Financial Crisis: Should I Change My Plan?

By Sherrill St. Germain
October 2008

Q: Every article I read says to stay the course and leave my money where it is through this crisis, but our retirement accounts have gone down a lot, and everyone I talk to is pulling their money out of the stock market. Quite frankly, we're a bit nervous. While I know we're not supposed to panic - we are! question is...should we be pulling our money out of stocks for some time? Please let me know. I know the stock market has always rebounded, but we seem to be in uncharted waters here.

A: It sure does feel like the world has changed a lot - and not for the better - in recent weeks. I don't blame you for being nervous and unsure about which move to make. As I write this, the Dow Jones Industrial Average is working on its seventh triple-digit loss in a row. The relentless daily battering is like nothing we've seen in our lifetimes, and there's no clear end, no clear reason for optimism in sight. Even if matters have improved by the time you read this, I would bet it will be difficult to shake the "deer in the headlights" feeling for some time to come.

But the thing is: It always feels that way in the middle of a terrible time, i.e. as if we're in uncharted waters and good times will never return. (9/11, anyone?) Bleak as it looks, I believe the markets will recover, just as a pendulum must eventually swing back in the other direction. At some point, investors are going to recognize there are bargain investments out there, and start a trend back toward buying.

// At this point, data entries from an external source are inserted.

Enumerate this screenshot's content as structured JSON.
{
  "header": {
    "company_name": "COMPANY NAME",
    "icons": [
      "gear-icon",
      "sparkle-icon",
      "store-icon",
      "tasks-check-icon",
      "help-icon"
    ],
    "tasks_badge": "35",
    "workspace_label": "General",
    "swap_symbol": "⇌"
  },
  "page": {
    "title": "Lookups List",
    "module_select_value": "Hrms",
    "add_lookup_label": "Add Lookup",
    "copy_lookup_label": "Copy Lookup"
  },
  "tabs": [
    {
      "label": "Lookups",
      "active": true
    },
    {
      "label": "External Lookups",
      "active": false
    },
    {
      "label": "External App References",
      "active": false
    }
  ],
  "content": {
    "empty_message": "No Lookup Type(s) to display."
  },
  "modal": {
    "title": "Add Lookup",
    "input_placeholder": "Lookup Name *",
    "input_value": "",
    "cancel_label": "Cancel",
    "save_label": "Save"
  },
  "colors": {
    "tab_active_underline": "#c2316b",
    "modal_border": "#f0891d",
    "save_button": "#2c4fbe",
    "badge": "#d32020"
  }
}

I don't know how long it will take for cooler heads to prevail, but with retirement still a ways off, time is on your side. You've got a sufficient emergency fund, an investment strategy that matches your time horizon and risk tolerance, and as we confirmed in your recent review, a portfolio mix that matches that strategy. Pulling all your money out of stocks right now will only ensure that you end up a "buy high, sell low" statistic, since it will be nearly impossible to predict when to get back in. Then you'll miss the upswing that comes with recovery, and have cemented your losses. And this is what tends to drive the investor behavior that results in worse-than-market returns.

So, as much courage as it will take to do so, I would recommend you not let panic make this decision. Instead, stick to your plan for all the reasons you made it in the first place, with full knowledge that markets go down -- sometimes by a lot -- as well as up, but that over time, they've always recovered to deliver a significantly better average return than any other investment -- that is, the kind of return you'll need to fund retirement.